by Emily Wade
The digital revolution has shifted and blurred the once-rigid boundaries between electrical engineering (EE) and computer engineering (CE). As cities and environments become smarter, virtual reality becomes part of daily life, devices become more connected, and cybersecurity vaults to the forefront of global awareness, engineers need skills from both EE and CE for success in the 21st century workplace.
To address these needs, the College of Engineering has developed a new Master of Science in Electrical and Computer Engineering to train engineers who are prepared for evolving, technically demanding careers.
“This new degree gives students the flexibility to largely craft their own program across the traditional EE and CE fields, one which will allow them to exercise the agility they will need in this rapidly advancing field,” said Professor Clem Karl, chair of the Department of Electrical and Computer Engineering. “For example, the Internet-of-things involves challenges that merge computers, computer networks and cybersecurity from CE with photonic and optical devices, physical sensors, and signal processing from EE. This new degree obviates the requirement for our master’s students to silo their credentials in just EE or just CE.”
For students with an undergraduate background in EE, the new ECE degree offers the opportunity to complement their backgrounds in EE with expertise in CE. The carefully crafted foundational classes, together with proper elective choices, open the door to many graduate CE courses, such as those on advanced data structures, cybersecurity and computer architecture.

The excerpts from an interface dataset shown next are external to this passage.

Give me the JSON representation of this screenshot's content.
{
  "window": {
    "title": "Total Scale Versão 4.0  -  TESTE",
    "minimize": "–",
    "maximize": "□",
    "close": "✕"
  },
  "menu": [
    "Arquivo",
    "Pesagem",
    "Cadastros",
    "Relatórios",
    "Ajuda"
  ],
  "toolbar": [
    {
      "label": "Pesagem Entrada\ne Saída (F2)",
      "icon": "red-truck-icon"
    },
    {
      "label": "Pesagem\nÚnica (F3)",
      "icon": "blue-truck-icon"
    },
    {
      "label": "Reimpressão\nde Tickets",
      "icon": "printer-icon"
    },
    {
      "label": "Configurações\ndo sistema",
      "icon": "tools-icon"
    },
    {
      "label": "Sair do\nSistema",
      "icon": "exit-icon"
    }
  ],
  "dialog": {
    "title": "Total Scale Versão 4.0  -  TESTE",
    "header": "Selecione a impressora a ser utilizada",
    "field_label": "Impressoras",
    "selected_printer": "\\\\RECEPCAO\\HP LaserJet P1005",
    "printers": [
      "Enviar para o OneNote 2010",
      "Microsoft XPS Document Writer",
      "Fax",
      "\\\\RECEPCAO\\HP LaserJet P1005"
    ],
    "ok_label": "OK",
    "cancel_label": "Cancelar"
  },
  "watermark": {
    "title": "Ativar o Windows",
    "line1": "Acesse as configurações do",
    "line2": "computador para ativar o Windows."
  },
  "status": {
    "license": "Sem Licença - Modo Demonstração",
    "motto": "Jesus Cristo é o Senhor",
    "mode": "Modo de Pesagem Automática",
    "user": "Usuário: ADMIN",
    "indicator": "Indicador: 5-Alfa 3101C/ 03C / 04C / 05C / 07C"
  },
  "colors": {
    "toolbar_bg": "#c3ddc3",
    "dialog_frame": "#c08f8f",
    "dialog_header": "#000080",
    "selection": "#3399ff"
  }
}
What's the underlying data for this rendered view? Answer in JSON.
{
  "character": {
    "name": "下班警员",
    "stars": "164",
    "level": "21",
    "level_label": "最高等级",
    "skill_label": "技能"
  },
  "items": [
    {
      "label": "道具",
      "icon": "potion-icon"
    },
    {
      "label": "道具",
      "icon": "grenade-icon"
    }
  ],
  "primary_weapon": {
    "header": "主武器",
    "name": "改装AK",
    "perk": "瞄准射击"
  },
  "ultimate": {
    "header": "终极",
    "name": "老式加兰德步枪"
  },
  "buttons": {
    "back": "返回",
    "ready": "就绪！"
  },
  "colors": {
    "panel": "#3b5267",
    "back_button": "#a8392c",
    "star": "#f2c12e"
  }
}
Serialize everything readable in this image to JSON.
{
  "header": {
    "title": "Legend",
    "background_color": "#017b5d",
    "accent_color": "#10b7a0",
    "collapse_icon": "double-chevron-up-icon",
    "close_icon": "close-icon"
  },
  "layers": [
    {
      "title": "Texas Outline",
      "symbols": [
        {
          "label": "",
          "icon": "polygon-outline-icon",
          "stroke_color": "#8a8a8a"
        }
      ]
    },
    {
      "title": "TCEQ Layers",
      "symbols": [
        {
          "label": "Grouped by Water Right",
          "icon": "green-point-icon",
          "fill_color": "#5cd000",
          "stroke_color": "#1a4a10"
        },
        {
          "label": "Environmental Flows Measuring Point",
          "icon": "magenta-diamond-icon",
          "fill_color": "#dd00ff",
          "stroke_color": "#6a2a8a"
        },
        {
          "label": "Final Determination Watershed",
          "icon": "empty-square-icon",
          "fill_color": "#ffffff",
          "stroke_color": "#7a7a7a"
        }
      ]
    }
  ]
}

Conversely, students with CE backgrounds can extend their expertise with breadth in EE related areas. The required foundational classes put students on the path to expanding their knowledge base into areas like digital signal processing or photonics, for example. They also have the option to use software design skills to carry out design tasks in various EE application domains.
Students have the flexibility to design their program with both depth and breadth by selecting courses from multiple areas of focus, including signal processing and communications; systems and control; sensing and information; computational and cyberphysical systems; bioelectrical engineering; electromagnetics and photonics; solid state circuits, devices, and materials; computer communications and networks; computer hardware; software; and cybersecurity. Students also have the option of obtaining their master’s degree with engineering practice and/or with any of the interdisciplinary MS specializations in Cybersecurity, Robotics, or Data Analytics.
Students interested in the new MS in Electrical and Computer Engineering for Fall 2017 should apply to one of the current master’s programs in EE or CE. After admission, students will have the option of pursuing a degree in their applied program or to switch to the new combined ECE program.